◆ **App and web page records**
****

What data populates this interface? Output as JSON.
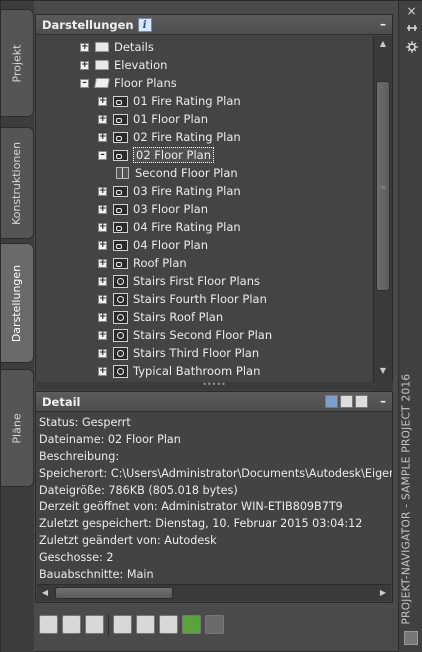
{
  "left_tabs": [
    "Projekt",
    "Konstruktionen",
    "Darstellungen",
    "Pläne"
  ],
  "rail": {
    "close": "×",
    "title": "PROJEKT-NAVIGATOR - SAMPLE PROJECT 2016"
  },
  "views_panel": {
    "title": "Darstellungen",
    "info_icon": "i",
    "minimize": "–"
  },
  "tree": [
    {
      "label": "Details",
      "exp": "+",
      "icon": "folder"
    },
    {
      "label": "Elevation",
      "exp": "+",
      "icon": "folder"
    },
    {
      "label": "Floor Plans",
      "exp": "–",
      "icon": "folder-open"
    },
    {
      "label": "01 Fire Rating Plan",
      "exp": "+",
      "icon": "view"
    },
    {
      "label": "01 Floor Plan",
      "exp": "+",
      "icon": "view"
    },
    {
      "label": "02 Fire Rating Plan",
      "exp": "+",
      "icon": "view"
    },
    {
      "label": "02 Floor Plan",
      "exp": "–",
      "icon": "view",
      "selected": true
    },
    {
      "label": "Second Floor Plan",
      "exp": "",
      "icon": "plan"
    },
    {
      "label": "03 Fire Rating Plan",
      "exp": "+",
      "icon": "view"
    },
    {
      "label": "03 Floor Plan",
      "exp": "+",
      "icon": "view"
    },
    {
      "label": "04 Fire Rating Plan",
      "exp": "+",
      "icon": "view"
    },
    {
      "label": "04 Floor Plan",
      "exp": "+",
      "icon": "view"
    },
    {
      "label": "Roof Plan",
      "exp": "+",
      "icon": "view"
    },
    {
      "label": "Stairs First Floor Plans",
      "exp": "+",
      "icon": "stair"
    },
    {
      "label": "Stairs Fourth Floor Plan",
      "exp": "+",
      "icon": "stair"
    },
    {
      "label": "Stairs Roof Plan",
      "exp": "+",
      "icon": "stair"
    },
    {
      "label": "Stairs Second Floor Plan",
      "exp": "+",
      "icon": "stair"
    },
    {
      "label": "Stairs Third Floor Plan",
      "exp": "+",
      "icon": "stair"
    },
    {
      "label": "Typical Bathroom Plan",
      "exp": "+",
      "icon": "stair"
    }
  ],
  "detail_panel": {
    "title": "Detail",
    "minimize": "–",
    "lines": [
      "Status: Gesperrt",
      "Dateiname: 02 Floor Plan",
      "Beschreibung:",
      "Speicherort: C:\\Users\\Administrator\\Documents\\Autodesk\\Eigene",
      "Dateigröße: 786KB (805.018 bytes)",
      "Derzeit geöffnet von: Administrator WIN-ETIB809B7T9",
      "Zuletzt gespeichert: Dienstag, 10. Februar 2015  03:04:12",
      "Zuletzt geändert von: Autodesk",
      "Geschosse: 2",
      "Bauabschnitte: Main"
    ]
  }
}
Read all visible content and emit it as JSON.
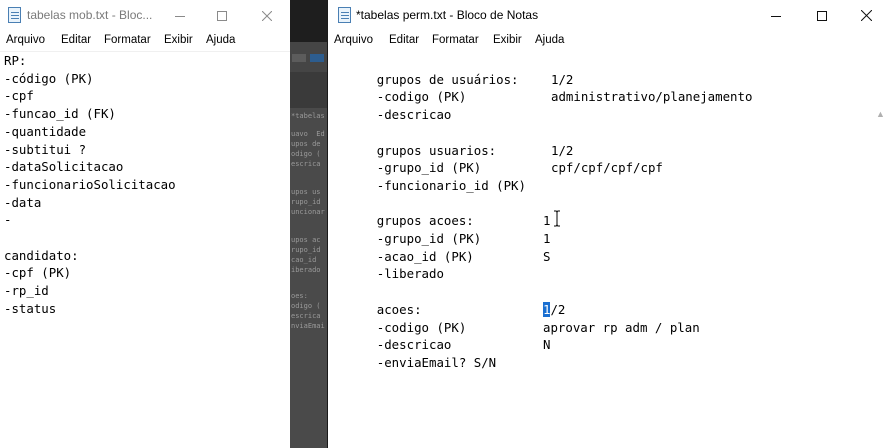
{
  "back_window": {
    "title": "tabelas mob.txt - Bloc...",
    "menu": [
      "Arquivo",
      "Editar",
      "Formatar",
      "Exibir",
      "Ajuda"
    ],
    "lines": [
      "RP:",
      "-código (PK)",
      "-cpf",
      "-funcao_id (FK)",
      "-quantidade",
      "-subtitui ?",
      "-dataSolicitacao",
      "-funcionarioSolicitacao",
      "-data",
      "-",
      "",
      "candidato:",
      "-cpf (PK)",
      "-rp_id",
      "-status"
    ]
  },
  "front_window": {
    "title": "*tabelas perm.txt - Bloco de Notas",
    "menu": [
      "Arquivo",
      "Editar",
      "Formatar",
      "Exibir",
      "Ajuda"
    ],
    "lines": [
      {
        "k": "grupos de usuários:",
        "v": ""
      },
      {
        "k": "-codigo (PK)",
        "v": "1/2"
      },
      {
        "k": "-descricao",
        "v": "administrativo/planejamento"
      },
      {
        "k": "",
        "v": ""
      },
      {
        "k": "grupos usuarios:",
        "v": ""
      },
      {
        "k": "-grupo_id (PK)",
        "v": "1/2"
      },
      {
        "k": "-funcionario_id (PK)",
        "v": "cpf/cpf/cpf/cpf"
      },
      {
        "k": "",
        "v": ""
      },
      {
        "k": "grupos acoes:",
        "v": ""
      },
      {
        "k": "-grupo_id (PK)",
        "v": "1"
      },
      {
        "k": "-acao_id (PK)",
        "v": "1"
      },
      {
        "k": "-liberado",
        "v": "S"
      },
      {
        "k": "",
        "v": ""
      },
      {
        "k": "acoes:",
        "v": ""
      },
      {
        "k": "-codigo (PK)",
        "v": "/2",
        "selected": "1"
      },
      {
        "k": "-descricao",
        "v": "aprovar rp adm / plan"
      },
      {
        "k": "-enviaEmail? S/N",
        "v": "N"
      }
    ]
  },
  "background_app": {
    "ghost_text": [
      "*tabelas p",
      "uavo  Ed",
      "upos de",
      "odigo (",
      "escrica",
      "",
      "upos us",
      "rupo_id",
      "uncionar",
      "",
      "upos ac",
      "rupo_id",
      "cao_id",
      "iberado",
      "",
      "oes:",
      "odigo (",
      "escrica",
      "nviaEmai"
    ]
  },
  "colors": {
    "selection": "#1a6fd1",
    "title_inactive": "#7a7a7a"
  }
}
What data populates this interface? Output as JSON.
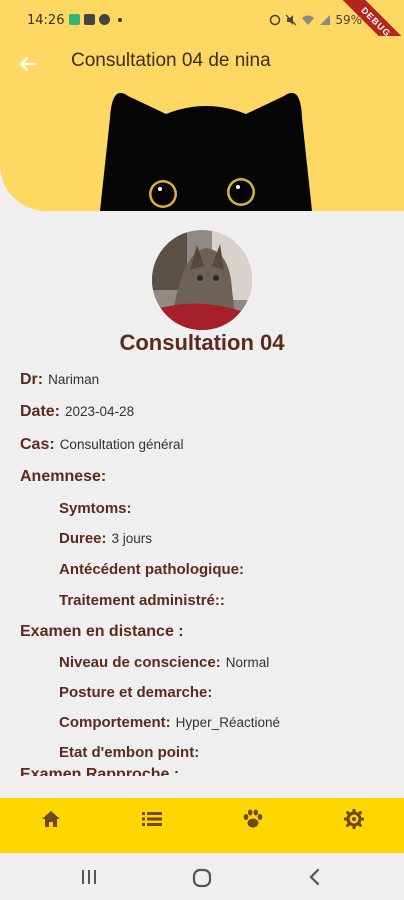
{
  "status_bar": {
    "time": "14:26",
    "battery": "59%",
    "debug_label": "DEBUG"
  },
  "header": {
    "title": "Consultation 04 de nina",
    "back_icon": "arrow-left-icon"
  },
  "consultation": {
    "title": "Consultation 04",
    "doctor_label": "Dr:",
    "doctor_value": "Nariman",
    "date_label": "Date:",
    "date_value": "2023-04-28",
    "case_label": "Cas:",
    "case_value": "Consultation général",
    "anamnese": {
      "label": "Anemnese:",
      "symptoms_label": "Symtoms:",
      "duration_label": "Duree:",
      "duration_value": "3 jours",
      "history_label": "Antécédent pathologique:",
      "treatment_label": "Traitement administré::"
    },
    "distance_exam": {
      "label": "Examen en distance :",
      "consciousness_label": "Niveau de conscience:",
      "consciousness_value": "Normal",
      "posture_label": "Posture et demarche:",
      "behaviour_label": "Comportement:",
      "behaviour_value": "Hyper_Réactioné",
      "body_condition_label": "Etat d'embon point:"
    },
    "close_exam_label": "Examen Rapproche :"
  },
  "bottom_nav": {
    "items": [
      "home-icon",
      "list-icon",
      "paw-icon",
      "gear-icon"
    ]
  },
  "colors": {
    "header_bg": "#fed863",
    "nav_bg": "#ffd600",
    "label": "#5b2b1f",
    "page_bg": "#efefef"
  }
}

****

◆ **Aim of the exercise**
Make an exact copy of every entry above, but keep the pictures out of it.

◆ **Result**
What data populates this interface? Output as JSON.
{
  "left_tabs": [
    "Projekt",
    "Konstruktionen",
    "Darstellungen",
    "Pläne"
  ],
  "rail": {
    "close": "×",
    "title": "PROJEKT-NAVIGATOR - SAMPLE PROJECT 2016"
  },
  "views_panel": {
    "title": "Darstellungen",
    "info_icon": "i",
    "minimize": "–"
  },
  "tree": [
    {
      "label": "Details",
      "exp": "+",
      "icon": "folder"
    },
    {
      "label": "Elevation",
      "exp": "+",
      "icon": "folder"
    },
    {
      "label": "Floor Plans",
      "exp": "–",
      "icon": "folder-open"
    },
    {
      "label": "01 Fire Rating Plan",
      "exp": "+",
      "icon": "view"
    },
    {
      "label": "01 Floor Plan",
      "exp": "+",
      "icon": "view"
    },
    {
      "label": "02 Fire Rating Plan",
      "exp": "+",
      "icon": "view"
    },
    {
      "label": "02 Floor Plan",
      "exp": "–",
      "icon": "view",
      "selected": true
    },
    {
      "label": "Second Floor Plan",
      "exp": "",
      "icon": "plan"
    },
    {
      "label": "03 Fire Rating Plan",
      "exp": "+",
      "icon": "view"
    },
    {
      "label": "03 Floor Plan",
      "exp": "+",
      "icon": "view"
    },
    {
      "label": "04 Fire Rating Plan",
      "exp": "+",
      "icon": "view"
    },
    {
      "label": "04 Floor Plan",
      "exp": "+",
      "icon": "view"
    },
    {
      "label": "Roof Plan",
      "exp": "+",
      "icon": "view"
    },
    {
      "label": "Stairs First Floor Plans",
      "exp": "+",
      "icon": "stair"
    },
    {
      "label": "Stairs Fourth Floor Plan",
      "exp": "+",
      "icon": "stair"
    },
    {
      "label": "Stairs Roof Plan",
      "exp": "+",
      "icon": "stair"
    },
    {
      "label": "Stairs Second Floor Plan",
      "exp": "+",
      "icon": "stair"
    },
    {
      "label": "Stairs Third Floor Plan",
      "exp": "+",
      "icon": "stair"
    },
    {
      "label": "Typical Bathroom Plan",
      "exp": "+",
      "icon": "stair"
    }
  ],
  "detail_panel": {
    "title": "Detail",
    "minimize": "–",
    "lines": [
      "Status: Gesperrt",
      "Dateiname: 02 Floor Plan",
      "Beschreibung:",
      "Speicherort: C:\\Users\\Administrator\\Documents\\Autodesk\\Eigene",
      "Dateigröße: 786KB (805.018 bytes)",
      "Derzeit geöffnet von: Administrator WIN-ETIB809B7T9",
      "Zuletzt gespeichert: Dienstag, 10. Februar 2015  03:04:12",
      "Zuletzt geändert von: Autodesk",
      "Geschosse: 2",
      "Bauabschnitte: Main"
    ]
  }
}
Read all visible content and emit it as JSON.
{
  "back_window": {
    "title": "tabelas mob.txt - Bloc...",
    "menu": [
      "Arquivo",
      "Editar",
      "Formatar",
      "Exibir",
      "Ajuda"
    ],
    "lines": [
      "RP:",
      "-código (PK)",
      "-cpf",
      "-funcao_id (FK)",
      "-quantidade",
      "-subtitui ?",
      "-dataSolicitacao",
      "-funcionarioSolicitacao",
      "-data",
      "-",
      "",
      "candidato:",
      "-cpf (PK)",
      "-rp_id",
      "-status"
    ]
  },
  "front_window": {
    "title": "*tabelas perm.txt - Bloco de Notas",
    "menu": [
      "Arquivo",
      "Editar",
      "Formatar",
      "Exibir",
      "Ajuda"
    ],
    "lines": [
      {
        "k": "grupos de usuários:",
        "v": ""
      },
      {
        "k": "-codigo (PK)",
        "v": "1/2"
      },
      {
        "k": "-descricao",
        "v": "administrativo/planejamento"
      },
      {
        "k": "",
        "v": ""
      },
      {
        "k": "grupos usuarios:",
        "v": ""
      },
      {
        "k": "-grupo_id (PK)",
        "v": "1/2"
      },
      {
        "k": "-funcionario_id (PK)",
        "v": "cpf/cpf/cpf/cpf"
      },
      {
        "k": "",
        "v": ""
      },
      {
        "k": "grupos acoes:",
        "v": ""
      },
      {
        "k": "-grupo_id (PK)",
        "v": "1"
      },
      {
        "k": "-acao_id (PK)",
        "v": "1"
      },
      {
        "k": "-liberado",
        "v": "S"
      },
      {
        "k": "",
        "v": ""
      },
      {
        "k": "acoes:",
        "v": ""
      },
      {
        "k": "-codigo (PK)",
        "v": "/2",
        "selected": "1"
      },
      {
        "k": "-descricao",
        "v": "aprovar rp adm / plan"
      },
      {
        "k": "-enviaEmail? S/N",
        "v": "N"
      }
    ]
  },
  "background_app": {
    "ghost_text": [
      "*tabelas p",
      "uavo  Ed",
      "upos de",
      "odigo (",
      "escrica",
      "",
      "upos us",
      "rupo_id",
      "uncionar",
      "",
      "upos ac",
      "rupo_id",
      "cao_id",
      "iberado",
      "",
      "oes:",
      "odigo (",
      "escrica",
      "nviaEmai"
    ]
  },
  "colors": {
    "selection": "#1a6fd1",
    "title_inactive": "#7a7a7a"
  }
}
What data populates this interface? Output as JSON.
{
  "status_bar": {
    "time": "14:26",
    "battery": "59%",
    "debug_label": "DEBUG"
  },
  "header": {
    "title": "Consultation 04 de nina",
    "back_icon": "arrow-left-icon"
  },
  "consultation": {
    "title": "Consultation 04",
    "doctor_label": "Dr:",
    "doctor_value": "Nariman",
    "date_label": "Date:",
    "date_value": "2023-04-28",
    "case_label": "Cas:",
    "case_value": "Consultation général",
    "anamnese": {
      "label": "Anemnese:",
      "symptoms_label": "Symtoms:",
      "duration_label": "Duree:",
      "duration_value": "3 jours",
      "history_label": "Antécédent pathologique:",
      "treatment_label": "Traitement administré::"
    },
    "distance_exam": {
      "label": "Examen en distance :",
      "consciousness_label": "Niveau de conscience:",
      "consciousness_value": "Normal",
      "posture_label": "Posture et demarche:",
      "behaviour_label": "Comportement:",
      "behaviour_value": "Hyper_Réactioné",
      "body_condition_label": "Etat d'embon point:"
    },
    "close_exam_label": "Examen Rapproche :"
  },
  "bottom_nav": {
    "items": [
      "home-icon",
      "list-icon",
      "paw-icon",
      "gear-icon"
    ]
  },
  "colors": {
    "header_bg": "#fed863",
    "nav_bg": "#ffd600",
    "label": "#5b2b1f",
    "page_bg": "#efefef"
  }
}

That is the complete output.